Few imagined Dimitar Berbatov, Manchester United's No 9, would start this game. Like Ruud van Nistelrooy and Dwight Yorke before him, he has learnt there is no telling when the coldness that marks Sir Alex Ferguson's displeasure might be felt on your cheek and he had made a mess of his return in the FA Cup semi-final at Wembley.
However, few thought the man who is still the Premier League's leading goalscorer would fail to appear at all. He did travel to Tyneside but felt unwell on the morning of the match while Rio Ferdinand was not risked because of a calf strain.
It would have been tempting to say that the diffident, elegant, cigarette-smoking Bulgarian was not missed. However, this was a night that craved the kind of cleverness and inventiveness Berbatov displayed in the first half of the season.

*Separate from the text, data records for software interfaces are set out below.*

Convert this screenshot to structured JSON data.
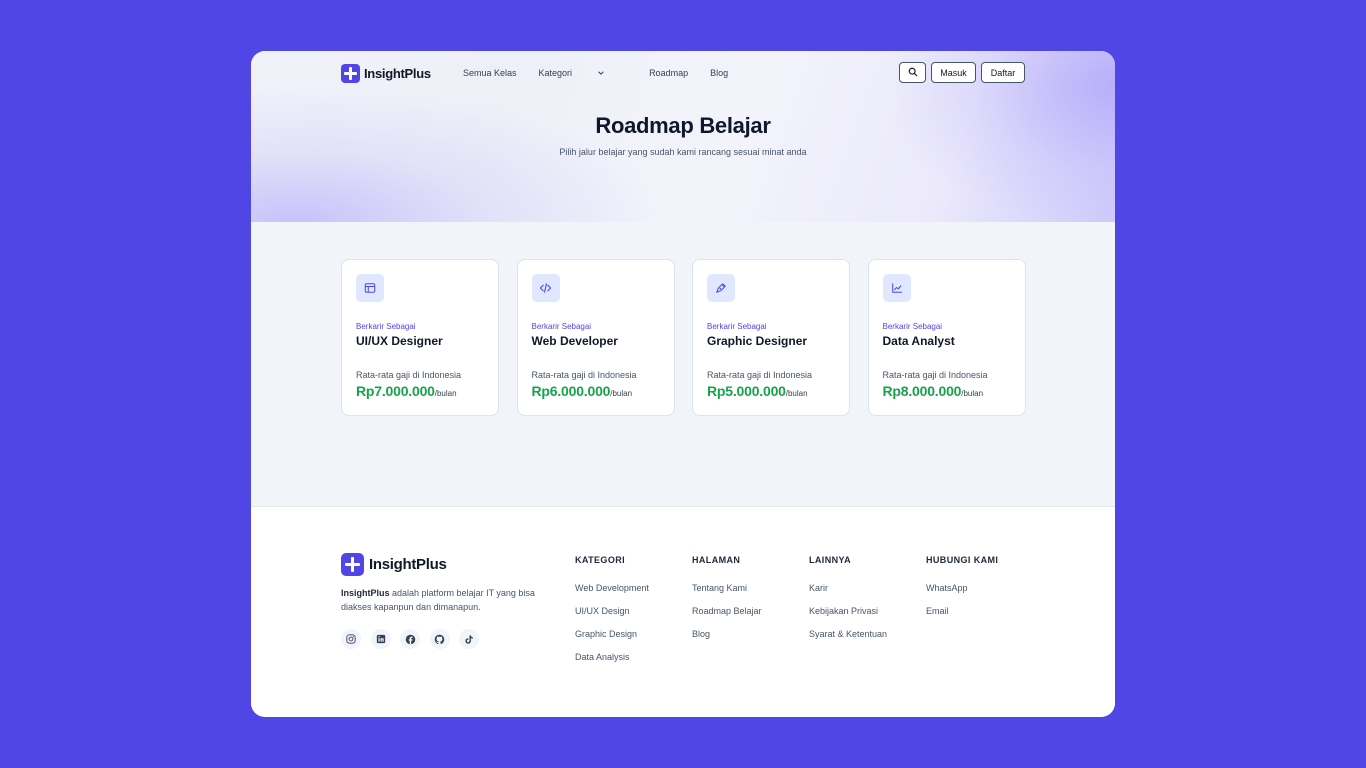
{
  "brand": {
    "name": "InsightPlus",
    "accent": "#4f46e5"
  },
  "nav": {
    "links": [
      "Semua Kelas",
      "Kategori",
      "Roadmap",
      "Blog"
    ],
    "login": "Masuk",
    "register": "Daftar"
  },
  "hero": {
    "title": "Roadmap Belajar",
    "subtitle": "Pilih jalur belajar yang sudah kami rancang sesuai minat anda"
  },
  "roadmaps": [
    {
      "kicker": "Berkarir Sebagai",
      "title": "UI/UX Designer",
      "salary_label": "Rata-rata gaji di Indonesia",
      "amount": "Rp7.000.000",
      "unit": "/bulan",
      "icon": "layout-icon"
    },
    {
      "kicker": "Berkarir Sebagai",
      "title": "Web Developer",
      "salary_label": "Rata-rata gaji di Indonesia",
      "amount": "Rp6.000.000",
      "unit": "/bulan",
      "icon": "code-icon"
    },
    {
      "kicker": "Berkarir Sebagai",
      "title": "Graphic Designer",
      "salary_label": "Rata-rata gaji di Indonesia",
      "amount": "Rp5.000.000",
      "unit": "/bulan",
      "icon": "pen-tool-icon"
    },
    {
      "kicker": "Berkarir Sebagai",
      "title": "Data Analyst",
      "salary_label": "Rata-rata gaji di Indonesia",
      "amount": "Rp8.000.000",
      "unit": "/bulan",
      "icon": "chart-line-icon"
    }
  ],
  "footer": {
    "desc_brand": "InsightPlus",
    "desc_rest": " adalah platform belajar IT yang bisa diakses kapanpun dan dimanapun.",
    "socials": [
      "instagram-icon",
      "linkedin-icon",
      "facebook-icon",
      "github-icon",
      "tiktok-icon"
    ],
    "columns": [
      {
        "title": "KATEGORI",
        "items": [
          "Web Development",
          "UI/UX Design",
          "Graphic Design",
          "Data Analysis"
        ]
      },
      {
        "title": "HALAMAN",
        "items": [
          "Tentang Kami",
          "Roadmap Belajar",
          "Blog"
        ]
      },
      {
        "title": "LAINNYA",
        "items": [
          "Karir",
          "Kebijakan Privasi",
          "Syarat & Ketentuan"
        ]
      },
      {
        "title": "HUBUNGI KAMI",
        "items": [
          "WhatsApp",
          "Email"
        ]
      }
    ]
  }
}
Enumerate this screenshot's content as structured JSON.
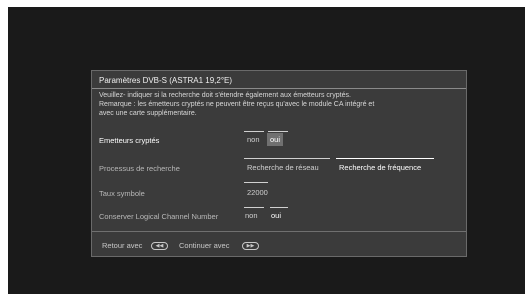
{
  "dialog": {
    "title": "Paramètres DVB-S (ASTRA1 19,2°E)",
    "description": [
      "Veuillez- indiquer si la recherche doit s'étendre également  aux émetteurs cryptés.",
      "Remarque : les émetteurs cryptés ne peuvent être reçus qu'avec le module CA intégré et",
      "avec une carte supplémentaire."
    ]
  },
  "rows": {
    "encrypted": {
      "label": "Emetteurs cryptés",
      "option_no": "non",
      "option_yes": "oui",
      "selected": "oui"
    },
    "search": {
      "label": "Processus de recherche",
      "option_network": "Recherche de réseau",
      "option_frequency": "Recherche de fréquence",
      "selected": "Recherche de fréquence"
    },
    "symbol_rate": {
      "label": "Taux symbole",
      "value": "22000"
    },
    "lcn": {
      "label": "Conserver Logical Channel Number",
      "option_no": "non",
      "option_yes": "oui",
      "selected": "oui"
    }
  },
  "footer": {
    "back_label": "Retour avec",
    "back_icon": "rewind-button-icon",
    "continue_label": "Continuer avec",
    "continue_icon": "forward-button-icon"
  },
  "colors": {
    "screen": "#1a1a1a",
    "panel": "#3b3b3b",
    "highlight": "#707070"
  }
}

After a distinctly uncertain first half Manchester United, presumably invigorated by Ferguson's words in the interval, gradually exerted a measure of increasing control over proceedings. All they really required to extend their lead over Arsenal's now faint challenge to nine decisive points was someone to finish things off.
Alan Pardew had suggested that Manchester United might be intimidated; not the Newcastle manager acknowledged, by the patched-up team he was able to field but by the atmosphere St James' Park might generate.
The season has probably passed the point where fear can be seen sauntering through a Manchester United dressing room – Rooney and Giggs were chatting among themselves as the teams lined up – and on paper they have come through fiercer cauldrons than this.
However on an otherwise gentle spring night by the Tyne, the masses in the Gallowgate had plenty to shout about. It may have been a decade since they last overcame Manchester United in an electric bare-knuckle fight that finished 4-3; their team may have been wrecked by injury but they displayed an often ferocious determination to prevent this match becoming a procession many had predicted. They are, after all, a team that has held both Arsenal and Chelsea here and beaten Liverpool.
In the stands, the old wounds surrounding Alan Shearer were picked open and left to bleed. In Newcastle they will never forget he turned Ferguson down to come home; in Manchester they always remember he won nothing by doing so. Had Pardew possessed a striker of Shearer's quality, they might have taken the lead before the interval.
However, Andy Carroll, the man who should have inherited Shearer's kingdom, had been sold to Liverpool for £35m and when Peter Lovenkrands was given the kind of free header the giant, pony-tailed Geordie might have buried, the Dane steered it limply wide.
The cross was provided by Joey Barton, who seemed anxious to use a big night to back up the statements about his own ability that somehow found their way into the pages of a French magazine. Barton may be a man with an ego but on nights like these, his talent seems too obvious to deny.
So is that of Jonas Gutierrez, who this time was deployed in midfield and showed Newcastle's intentions early by cutting past first Nani and then Michael Carrick before shooting low. There was a header from Fabricio Coloccini and a shot from Tioté, although Manchester United's defence, without Ferdinand, coped.
That Nemanja Vidic was unflustered surprised nobody. Few defenders win awards but the Manchester United captain, beaten to the PFA Footballer of the Year title by Tottenham's Gareth Bale, deserves some recognition.
Alongside him was Chris Smalling, who against Marseilles in the Champions League, had demonstrated he was rather more than Ferdinand's understudy and did so again in another city where life is measured out in football.
Man of the match Tioté.
Match rating 6/10.
Referee L Probert (Gloucestershire).
Manchester United Saturday, Everton (h); 1 May, Arsenal (a); 8 May, Chelsea (h); 14 May, Blackburn (a); 22 May, Blackpool (h).
Arsenal Tonight, Tottenham (a); Sunday, Bolton (a); 1 May, Man Utd (h); 8 May, Stoke (a); 15 May, Aston Villa (h); 22 May, Fulham (a).